Whooping cough (pertussis) is a highly infectious disease that is easily spread by coughing and sneezing. It’s a serious infection that causes a long coughing illness, may require hospitalisation and can be life-threatening, especially for young children.
The best protection against whooping cough is to be immunised. It's free for eligible people from GPs, some pharmacies, and Pacific immunisation providers.
Whooping cough can be very serious for babies and children – especially those under one year old. If babies catch whooping cough, they:
To protect your baby, get your free immunisation during pregnancy and take your baby for their free immunisations when they’re six weeks, three months, and five months old.
When it’s infectious, people with whooping cough are contagious from six days after exposure to the bacteria, when symptoms are like a normal cold, to three weeks after the ‘whooping’ cough begins – unless they are treated with antibiotics.
Many babies often catch whooping cough from their older siblings or parents before they’re old enough to be vaccinated.
The symptoms of whooping cough usually appear around a week after infection. This delay is known as the incubation period.
The first signs of whooping cough are like a cold, with a blocked or runny nose, sneezing, mild fever, and persistent coughing spasms, often followed by a 'whoop'. This is when you’re most infectious.
After about a week, you or your child:
When to see your doctor
See your doctor if you think you or a family member may have whooping cough, particularly if they:
When to seek immediate medical advice
You should seek immediate medical advice if:
Whooping cough is normally treated with antibiotics at home.
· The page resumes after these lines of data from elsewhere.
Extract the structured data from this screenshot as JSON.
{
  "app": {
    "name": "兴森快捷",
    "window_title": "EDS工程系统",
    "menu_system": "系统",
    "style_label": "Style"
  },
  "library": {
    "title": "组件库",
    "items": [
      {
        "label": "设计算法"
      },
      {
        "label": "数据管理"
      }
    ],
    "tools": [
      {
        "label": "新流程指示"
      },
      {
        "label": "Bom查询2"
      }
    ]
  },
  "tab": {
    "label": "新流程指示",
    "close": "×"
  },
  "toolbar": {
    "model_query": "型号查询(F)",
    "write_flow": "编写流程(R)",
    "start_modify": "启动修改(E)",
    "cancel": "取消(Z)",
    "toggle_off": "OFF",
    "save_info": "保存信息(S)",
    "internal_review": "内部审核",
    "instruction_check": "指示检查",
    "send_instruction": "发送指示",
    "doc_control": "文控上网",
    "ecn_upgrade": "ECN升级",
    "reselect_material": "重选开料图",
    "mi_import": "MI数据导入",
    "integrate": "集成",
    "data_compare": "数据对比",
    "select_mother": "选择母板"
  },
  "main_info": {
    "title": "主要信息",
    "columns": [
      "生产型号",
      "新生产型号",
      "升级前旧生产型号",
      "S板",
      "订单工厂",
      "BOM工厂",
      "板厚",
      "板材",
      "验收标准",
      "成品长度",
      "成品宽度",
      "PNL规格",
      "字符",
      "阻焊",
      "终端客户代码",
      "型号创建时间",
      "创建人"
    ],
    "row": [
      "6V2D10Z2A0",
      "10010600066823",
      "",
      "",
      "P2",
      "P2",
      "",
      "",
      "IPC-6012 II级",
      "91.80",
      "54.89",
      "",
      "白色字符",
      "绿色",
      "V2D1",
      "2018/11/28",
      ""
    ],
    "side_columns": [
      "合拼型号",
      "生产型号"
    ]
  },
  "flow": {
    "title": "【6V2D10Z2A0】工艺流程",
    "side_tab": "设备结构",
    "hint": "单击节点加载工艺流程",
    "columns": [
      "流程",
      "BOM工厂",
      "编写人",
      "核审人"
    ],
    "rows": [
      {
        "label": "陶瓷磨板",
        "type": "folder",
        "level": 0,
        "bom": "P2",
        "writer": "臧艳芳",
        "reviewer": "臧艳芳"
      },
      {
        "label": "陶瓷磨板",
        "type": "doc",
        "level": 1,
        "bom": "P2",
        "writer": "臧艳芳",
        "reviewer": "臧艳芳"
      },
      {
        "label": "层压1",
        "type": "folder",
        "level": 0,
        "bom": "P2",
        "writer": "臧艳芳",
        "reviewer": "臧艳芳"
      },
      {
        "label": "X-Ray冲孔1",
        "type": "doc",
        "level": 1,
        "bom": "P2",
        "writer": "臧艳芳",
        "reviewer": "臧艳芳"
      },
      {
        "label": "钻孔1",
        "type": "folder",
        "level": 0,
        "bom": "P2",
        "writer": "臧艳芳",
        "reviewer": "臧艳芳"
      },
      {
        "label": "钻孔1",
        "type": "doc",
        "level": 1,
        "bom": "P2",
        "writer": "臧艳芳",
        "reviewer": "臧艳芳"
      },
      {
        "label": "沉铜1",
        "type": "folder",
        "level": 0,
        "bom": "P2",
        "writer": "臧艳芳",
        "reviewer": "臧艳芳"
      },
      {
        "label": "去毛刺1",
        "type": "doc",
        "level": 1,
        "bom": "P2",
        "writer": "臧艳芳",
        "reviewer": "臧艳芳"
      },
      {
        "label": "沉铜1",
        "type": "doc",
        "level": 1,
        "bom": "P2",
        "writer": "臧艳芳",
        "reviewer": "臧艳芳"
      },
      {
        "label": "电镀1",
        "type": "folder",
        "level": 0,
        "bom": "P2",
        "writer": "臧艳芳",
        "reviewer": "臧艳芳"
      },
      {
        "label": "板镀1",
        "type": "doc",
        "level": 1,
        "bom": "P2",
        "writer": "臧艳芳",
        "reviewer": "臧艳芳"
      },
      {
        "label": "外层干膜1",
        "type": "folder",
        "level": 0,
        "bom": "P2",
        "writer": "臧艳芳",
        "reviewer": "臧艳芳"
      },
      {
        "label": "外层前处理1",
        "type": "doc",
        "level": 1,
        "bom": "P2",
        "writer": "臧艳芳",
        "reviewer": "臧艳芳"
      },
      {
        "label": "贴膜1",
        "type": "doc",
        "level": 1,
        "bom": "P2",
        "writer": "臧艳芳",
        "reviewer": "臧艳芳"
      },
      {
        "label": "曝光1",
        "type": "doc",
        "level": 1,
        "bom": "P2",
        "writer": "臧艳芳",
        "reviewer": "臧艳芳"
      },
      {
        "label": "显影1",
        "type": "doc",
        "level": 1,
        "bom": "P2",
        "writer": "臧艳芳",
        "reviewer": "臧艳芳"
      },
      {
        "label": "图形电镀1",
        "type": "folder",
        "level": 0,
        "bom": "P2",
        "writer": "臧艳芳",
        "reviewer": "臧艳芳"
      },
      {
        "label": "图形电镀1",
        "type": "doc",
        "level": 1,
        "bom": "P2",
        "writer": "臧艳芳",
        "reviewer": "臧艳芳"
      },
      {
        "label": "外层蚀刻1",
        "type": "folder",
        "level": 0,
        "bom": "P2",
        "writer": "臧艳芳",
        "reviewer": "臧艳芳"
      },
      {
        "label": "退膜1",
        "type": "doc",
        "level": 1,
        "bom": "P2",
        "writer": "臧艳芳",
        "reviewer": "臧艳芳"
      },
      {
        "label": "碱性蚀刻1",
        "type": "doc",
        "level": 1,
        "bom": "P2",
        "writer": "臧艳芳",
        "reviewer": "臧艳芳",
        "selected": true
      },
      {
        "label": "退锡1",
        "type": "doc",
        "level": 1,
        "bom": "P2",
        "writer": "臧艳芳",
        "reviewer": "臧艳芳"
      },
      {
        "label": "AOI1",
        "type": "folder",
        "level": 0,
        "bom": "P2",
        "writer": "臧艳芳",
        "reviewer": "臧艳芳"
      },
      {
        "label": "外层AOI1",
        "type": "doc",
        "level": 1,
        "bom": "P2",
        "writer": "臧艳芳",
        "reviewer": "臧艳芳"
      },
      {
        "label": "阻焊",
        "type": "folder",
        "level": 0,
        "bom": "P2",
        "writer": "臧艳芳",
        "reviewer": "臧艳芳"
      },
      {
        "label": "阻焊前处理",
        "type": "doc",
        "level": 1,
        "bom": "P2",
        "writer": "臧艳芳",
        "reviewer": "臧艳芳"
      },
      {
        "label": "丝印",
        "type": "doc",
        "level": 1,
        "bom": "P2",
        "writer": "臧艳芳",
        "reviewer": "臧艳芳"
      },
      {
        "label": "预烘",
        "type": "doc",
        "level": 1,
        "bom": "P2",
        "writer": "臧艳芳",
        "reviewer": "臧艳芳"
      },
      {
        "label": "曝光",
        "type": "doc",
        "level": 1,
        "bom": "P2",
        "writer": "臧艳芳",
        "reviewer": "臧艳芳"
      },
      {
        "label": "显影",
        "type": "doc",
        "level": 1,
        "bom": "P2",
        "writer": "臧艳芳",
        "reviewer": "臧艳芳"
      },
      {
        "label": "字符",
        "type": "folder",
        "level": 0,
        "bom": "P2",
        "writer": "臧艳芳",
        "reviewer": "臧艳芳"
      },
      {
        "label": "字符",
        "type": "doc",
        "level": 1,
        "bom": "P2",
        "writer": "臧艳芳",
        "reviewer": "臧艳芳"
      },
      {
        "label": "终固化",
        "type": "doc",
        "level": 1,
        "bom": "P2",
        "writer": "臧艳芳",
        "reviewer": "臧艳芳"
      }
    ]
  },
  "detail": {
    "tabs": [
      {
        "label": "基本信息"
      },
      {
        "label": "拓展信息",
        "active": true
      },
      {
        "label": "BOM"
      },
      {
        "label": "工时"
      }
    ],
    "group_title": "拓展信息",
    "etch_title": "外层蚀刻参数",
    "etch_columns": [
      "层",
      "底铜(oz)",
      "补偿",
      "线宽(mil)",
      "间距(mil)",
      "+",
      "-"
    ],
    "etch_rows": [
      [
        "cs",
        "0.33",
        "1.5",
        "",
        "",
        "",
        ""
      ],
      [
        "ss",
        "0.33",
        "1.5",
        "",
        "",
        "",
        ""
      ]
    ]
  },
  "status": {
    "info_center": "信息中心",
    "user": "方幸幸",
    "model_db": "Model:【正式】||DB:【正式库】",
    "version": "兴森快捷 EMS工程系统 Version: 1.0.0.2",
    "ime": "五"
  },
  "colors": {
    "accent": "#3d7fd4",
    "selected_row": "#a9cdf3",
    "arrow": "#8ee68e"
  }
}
The antibiotics will stop you from being infectious after two to five days of taking them.
Try to keep away from other people during this time and keep your child home from school or preschool.
However, without antibiotics, you may still be infectious until three weeks after your intense bouts of coughing start.
Young babies (less than one year old) with whooping cough may need hospital treatment to avoid developing complications.
If your child is admitted to the hospital to be treated for whooping cough, they are normally put into an isolation room. This is to stop the infection from spreading to other patients.
See your doctor
If you think you or a family member may have whooping cough, see your doctor as soon as possible.
Your doctor can test to see whether it is whooping cough.
If it is whooping cough, you may be given antibiotics. It is important that you complete the course of antibiotics to kill all the bacteria.
Your doctor will also tell you how to care for yourself or your child at home while you’re recovering.
If whooping cough is diagnosed in the later stages, it is unlikely that you will be prescribed antibiotics as you will no longer be infectious and they will not improve your symptoms.
If you or a family member has whooping cough, try these ideas.
Call Healthline on freephone 0800 611 116 if you are unsure what you should do.
Help stop the spread of whooping cough by:
If you’ve got a cough that won’t go away, see your doctor.
All babies in Aotearoa New Zealand can be immunised against whooping cough as part of their free childhood immunisations. See the New Zealand Immunisation Schedule.
It’s important to protect babies from whooping cough by getting immunised while you are pregnant, and immunising babies on time – at six weeks, three months and five months old.
The vaccines used are INFANRIX- hexa, INFANRIX-IPV and Boostrix.
Booster doses are given to children when they’re four and 11 years old.
For information on the vaccine, its effectiveness and any risks, visit: